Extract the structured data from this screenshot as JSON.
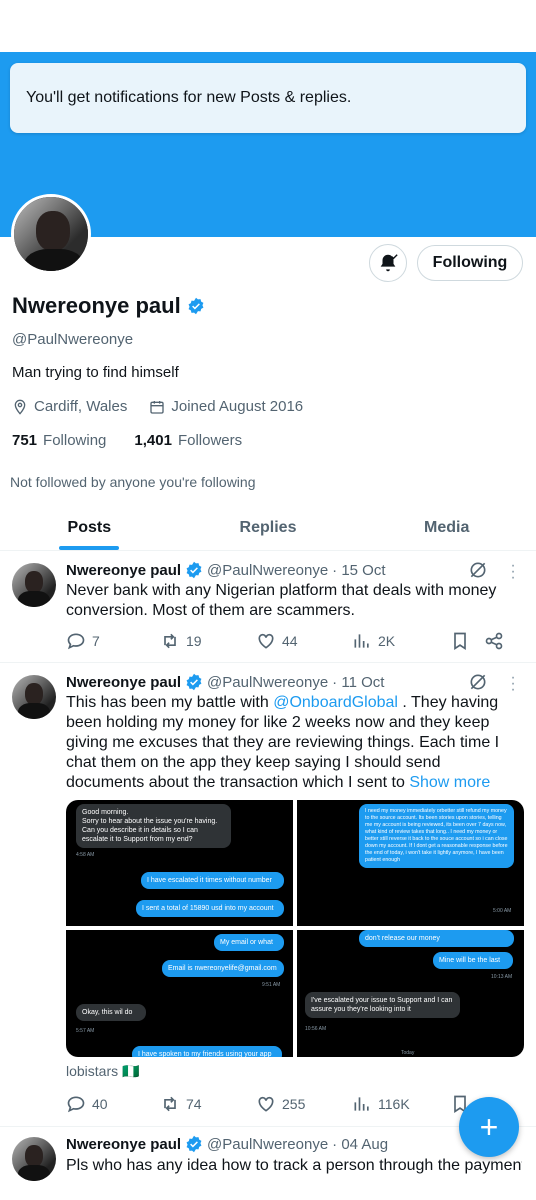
{
  "toast": {
    "text": "You'll get notifications for new Posts & replies."
  },
  "profile": {
    "follow_label": "Following",
    "name": "Nwereonye paul",
    "handle": "@PaulNwereonye",
    "bio": "Man trying to find himself",
    "location": "Cardiff, Wales",
    "joined": "Joined August 2016",
    "following_count": "751",
    "following_label": "Following",
    "followers_count": "1,401",
    "followers_label": "Followers",
    "not_followed": "Not followed by anyone you're following"
  },
  "tabs": [
    {
      "label": "Posts",
      "active": true
    },
    {
      "label": "Replies",
      "active": false
    },
    {
      "label": "Media",
      "active": false
    }
  ],
  "posts": [
    {
      "name": "Nwereonye paul",
      "handle": "@PaulNwereonye",
      "date": "· 15 Oct",
      "text": "Never bank with any Nigerian platform that deals with money conversion. Most of them are scammers.",
      "replies": "7",
      "reposts": "19",
      "likes": "44",
      "views": "2K"
    },
    {
      "name": "Nwereonye paul",
      "handle": "@PaulNwereonye",
      "date": "· 11 Oct",
      "text_before": "This has been my battle with ",
      "mention": "@OnboardGlobal",
      "text_after": " . They having been holding my money for like 2 weeks now and they keep giving me excuses that they are reviewing things. Each time I chat them on the app they keep saying I should send documents about the transaction which I sent to ",
      "show_more": "Show more",
      "source": "lobistars 🇳🇬",
      "replies": "40",
      "reposts": "74",
      "likes": "255",
      "views": "116K",
      "images": {
        "q1": {
          "in1": "Good morning.\nSorry to hear about the issue you're having.\nCan you describe it in details so I can escalate it to Support from my end?",
          "t1": "4:58 AM",
          "out1": "I have escalated it times without number",
          "out2": "I sent a total of 15890 usd into my account"
        },
        "q2": {
          "out1": "I need my money immediately orbetter still refund my money to the source account. Its been stories upon stories, telling me my account is being reviewed, its been over 7 days now, what kind of review takes that long.. I need my money or better still reverse it back to the souce account so i can close down my account. If I dont get a reasonable response before the end of today, i won't take it lightly anymore, I have been patient enough",
          "t1": "5:00 AM"
        },
        "q3": {
          "out1": "My email or what",
          "out2": "Email is nwereonyelife@gmail.com",
          "t1": "9:51 AM",
          "in1": "Okay, this wil do",
          "t2": "5:57 AM",
          "out3": "I have spoken to my friends using your app"
        },
        "q4": {
          "out1": "don't release our money",
          "out2": "Mine will be the last",
          "t1": "10:13 AM",
          "in1": "I've escalated your issue to Support and I can assure you they're looking into it",
          "t2": "10:56 AM",
          "t3": "Today"
        }
      }
    },
    {
      "name": "Nwereonye paul",
      "handle": "@PaulNwereonye",
      "date": "· 04 Aug",
      "text": "Pls who has any idea how to track a person through the payment"
    }
  ],
  "fab": {
    "label": "+"
  },
  "colors": {
    "accent": "#1d9bf0",
    "text": "#0f1419",
    "muted": "#536471"
  }
}
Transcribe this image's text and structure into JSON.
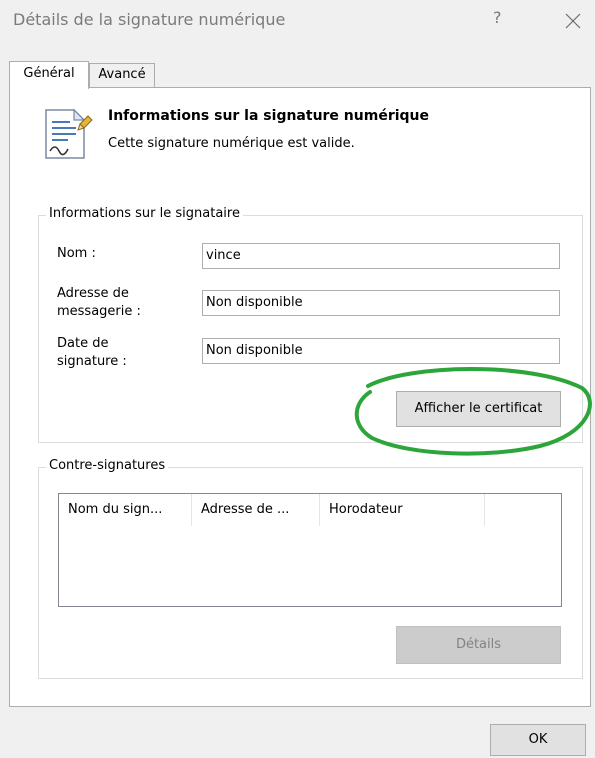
{
  "window": {
    "title": "Détails de la signature numérique",
    "help_glyph": "?",
    "close_icon": "close-icon"
  },
  "tabs": [
    {
      "label": "Général",
      "active": true
    },
    {
      "label": "Avancé",
      "active": false
    }
  ],
  "header": {
    "icon": "signed-document-icon",
    "title": "Informations sur la signature numérique",
    "subtitle": "Cette signature numérique est valide."
  },
  "signer_info": {
    "legend": "Informations sur le signataire",
    "name_label": "Nom :",
    "name_value": "vince",
    "email_label_line1": "Adresse de",
    "email_label_line2": "messagerie :",
    "email_value": "Non disponible",
    "date_label_line1": "Date de",
    "date_label_line2": "signature :",
    "date_value": "Non disponible",
    "view_cert_button": "Afficher le certificat"
  },
  "countersignatures": {
    "legend": "Contre-signatures",
    "columns": [
      "Nom du sign...",
      "Adresse de ...",
      "Horodateur"
    ],
    "rows": [],
    "details_button": "Détails"
  },
  "footer": {
    "ok_button": "OK"
  },
  "colors": {
    "highlight_annotation": "#2ea53a",
    "window_bg": "#f0f0f0",
    "panel_bg": "#ffffff",
    "button_bg": "#e1e1e1",
    "disabled_text": "#838383"
  }
}
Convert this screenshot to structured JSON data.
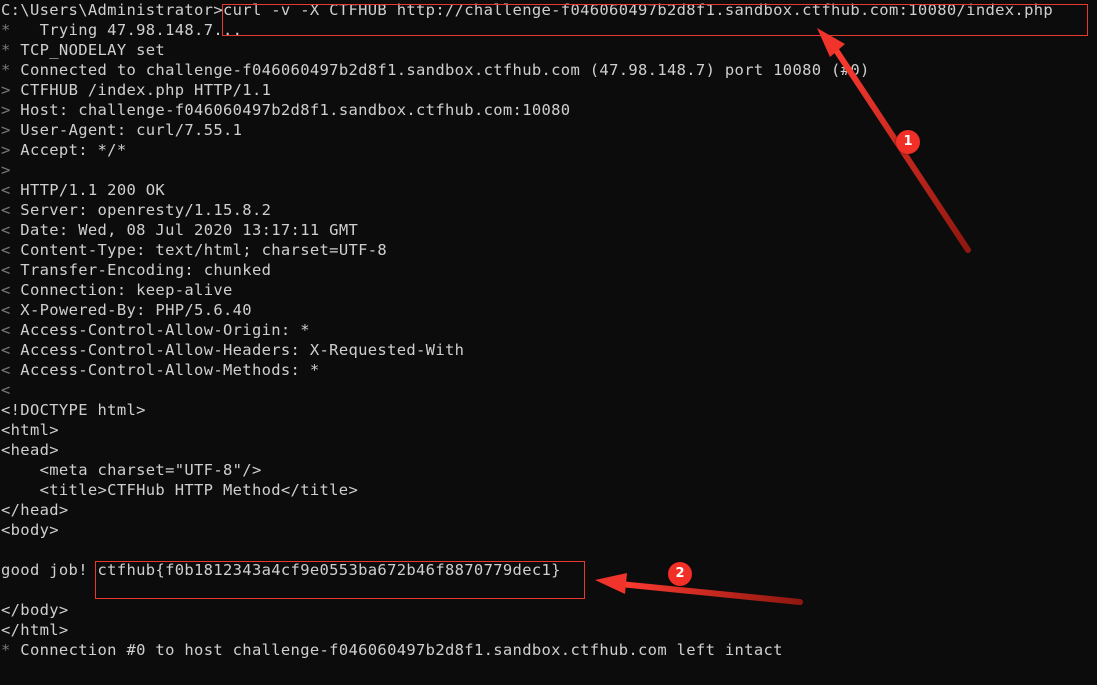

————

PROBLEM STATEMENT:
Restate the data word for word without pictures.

WRITTEN RESPONSE:
Extract the structured data from this screenshot as JSON.
{
  "toast": {
    "text": "You'll get notifications for new Posts & replies."
  },
  "profile": {
    "follow_label": "Following",
    "name": "Nwereonye paul",
    "handle": "@PaulNwereonye",
    "bio": "Man trying to find himself",
    "location": "Cardiff, Wales",
    "joined": "Joined August 2016",
    "following_count": "751",
    "following_label": "Following",
    "followers_count": "1,401",
    "followers_label": "Followers",
    "not_followed": "Not followed by anyone you're following"
  },
  "tabs": [
    {
      "label": "Posts",
      "active": true
    },
    {
      "label": "Replies",
      "active": false
    },
    {
      "label": "Media",
      "active": false
    }
  ],
  "posts": [
    {
      "name": "Nwereonye paul",
      "handle": "@PaulNwereonye",
      "date": "· 15 Oct",
      "text": "Never bank with any Nigerian platform that deals with money conversion. Most of them are scammers.",
      "replies": "7",
      "reposts": "19",
      "likes": "44",
      "views": "2K"
    },
    {
      "name": "Nwereonye paul",
      "handle": "@PaulNwereonye",
      "date": "· 11 Oct",
      "text_before": "This has been my battle with ",
      "mention": "@OnboardGlobal",
      "text_after": " . They having been holding my money for like 2 weeks now and they keep giving me excuses that they are reviewing things. Each time I chat them on the app they keep saying I should send documents about the transaction which I sent to ",
      "show_more": "Show more",
      "source": "lobistars 🇳🇬",
      "replies": "40",
      "reposts": "74",
      "likes": "255",
      "views": "116K",
      "images": {
        "q1": {
          "in1": "Good morning.\nSorry to hear about the issue you're having.\nCan you describe it in details so I can escalate it to Support from my end?",
          "t1": "4:58 AM",
          "out1": "I have escalated it times without number",
          "out2": "I sent a total of 15890 usd into my account"
        },
        "q2": {
          "out1": "I need my money immediately orbetter still refund my money to the source account. Its been stories upon stories, telling me my account is being reviewed, its been over 7 days now, what kind of review takes that long.. I need my money or better still reverse it back to the souce account so i can close down my account. If I dont get a reasonable response before the end of today, i won't take it lightly anymore, I have been patient enough",
          "t1": "5:00 AM"
        },
        "q3": {
          "out1": "My email or what",
          "out2": "Email is nwereonyelife@gmail.com",
          "t1": "9:51 AM",
          "in1": "Okay, this wil do",
          "t2": "5:57 AM",
          "out3": "I have spoken to my friends using your app"
        },
        "q4": {
          "out1": "don't release our money",
          "out2": "Mine will be the last",
          "t1": "10:13 AM",
          "in1": "I've escalated your issue to Support and I can assure you they're looking into it",
          "t2": "10:56 AM",
          "t3": "Today"
        }
      }
    },
    {
      "name": "Nwereonye paul",
      "handle": "@PaulNwereonye",
      "date": "· 04 Aug",
      "text": "Pls who has any idea how to track a person through the payment"
    }
  ],
  "fab": {
    "label": "+"
  },
  "colors": {
    "accent": "#1d9bf0",
    "text": "#0f1419",
    "muted": "#536471"
  }
}
Transcribe this image's text and structure into JSON.
{
  "window": {
    "title": "Détails de la signature numérique",
    "help_glyph": "?",
    "close_icon": "close-icon"
  },
  "tabs": [
    {
      "label": "Général",
      "active": true
    },
    {
      "label": "Avancé",
      "active": false
    }
  ],
  "header": {
    "icon": "signed-document-icon",
    "title": "Informations sur la signature numérique",
    "subtitle": "Cette signature numérique est valide."
  },
  "signer_info": {
    "legend": "Informations sur le signataire",
    "name_label": "Nom :",
    "name_value": "vince",
    "email_label_line1": "Adresse de",
    "email_label_line2": "messagerie :",
    "email_value": "Non disponible",
    "date_label_line1": "Date de",
    "date_label_line2": "signature :",
    "date_value": "Non disponible",
    "view_cert_button": "Afficher le certificat"
  },
  "countersignatures": {
    "legend": "Contre-signatures",
    "columns": [
      "Nom du sign...",
      "Adresse de ...",
      "Horodateur"
    ],
    "rows": [],
    "details_button": "Détails"
  },
  "footer": {
    "ok_button": "OK"
  },
  "colors": {
    "highlight_annotation": "#2ea53a",
    "window_bg": "#f0f0f0",
    "panel_bg": "#ffffff",
    "button_bg": "#e1e1e1",
    "disabled_text": "#838383"
  }
}
Convert this screenshot to structured JSON data.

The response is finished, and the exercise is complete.